TASK BRIEF:
The pictures do not belong in the copy. Restate all of the records word for word.

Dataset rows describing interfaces
== Segment start ==
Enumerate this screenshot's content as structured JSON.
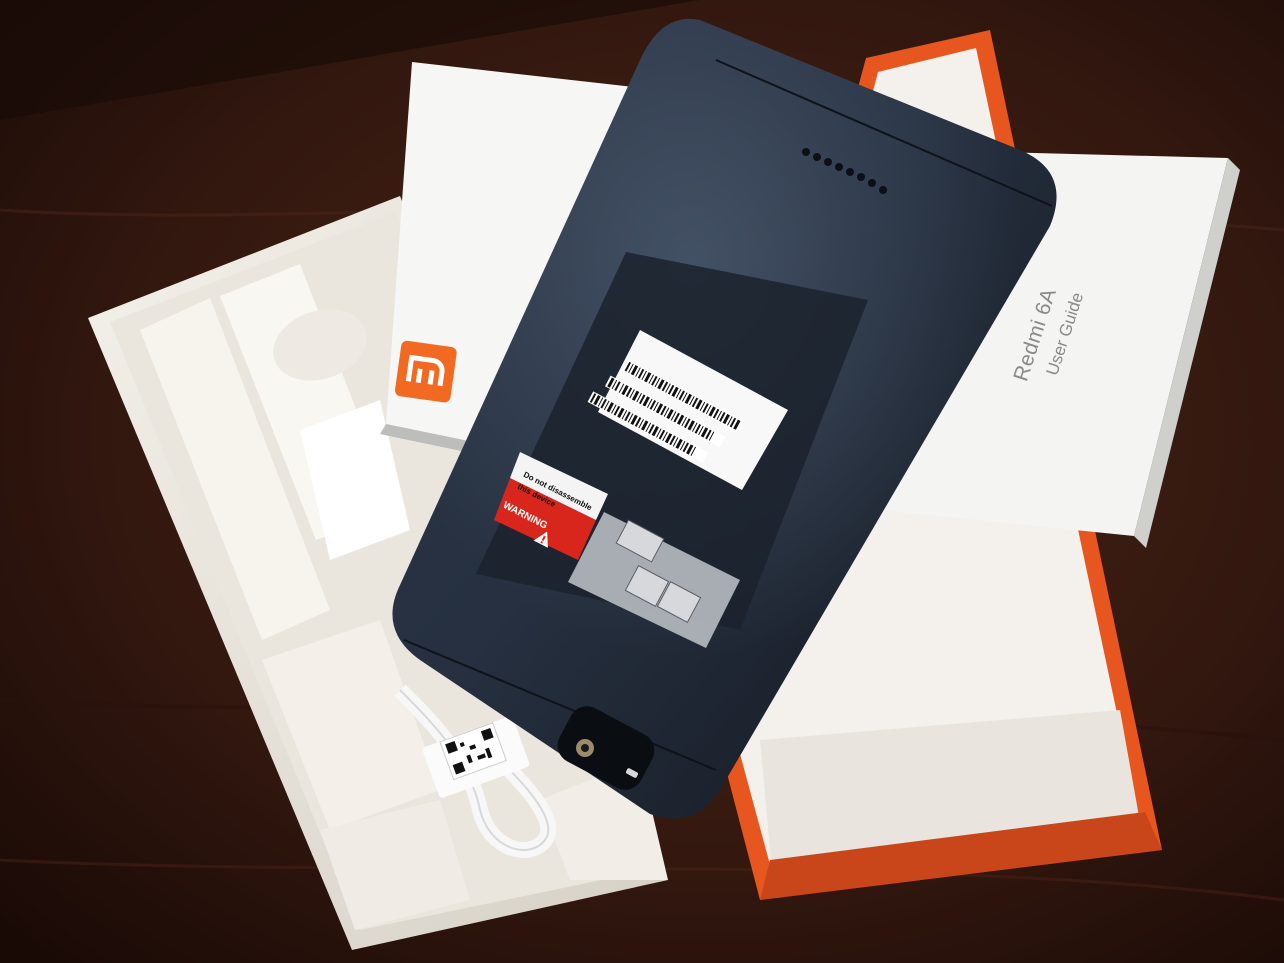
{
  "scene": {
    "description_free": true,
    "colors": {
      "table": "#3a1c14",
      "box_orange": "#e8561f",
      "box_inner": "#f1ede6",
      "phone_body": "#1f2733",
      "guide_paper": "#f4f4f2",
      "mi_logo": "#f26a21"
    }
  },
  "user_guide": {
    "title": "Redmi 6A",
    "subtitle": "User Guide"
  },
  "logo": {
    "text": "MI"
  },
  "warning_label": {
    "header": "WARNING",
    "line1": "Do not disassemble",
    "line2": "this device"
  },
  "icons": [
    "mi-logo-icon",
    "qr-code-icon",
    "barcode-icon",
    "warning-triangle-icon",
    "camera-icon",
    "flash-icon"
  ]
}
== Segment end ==
THE COMPLETED TASK:
Enumerate this screenshot's content as structured JSON.
{
  "scene": {
    "description_free": true,
    "colors": {
      "table": "#3a1c14",
      "box_orange": "#e8561f",
      "box_inner": "#f1ede6",
      "phone_body": "#1f2733",
      "guide_paper": "#f4f4f2",
      "mi_logo": "#f26a21"
    }
  },
  "user_guide": {
    "title": "Redmi 6A",
    "subtitle": "User Guide"
  },
  "logo": {
    "text": "MI"
  },
  "warning_label": {
    "header": "WARNING",
    "line1": "Do not disassemble",
    "line2": "this device"
  },
  "icons": [
    "mi-logo-icon",
    "qr-code-icon",
    "barcode-icon",
    "warning-triangle-icon",
    "camera-icon",
    "flash-icon"
  ]
}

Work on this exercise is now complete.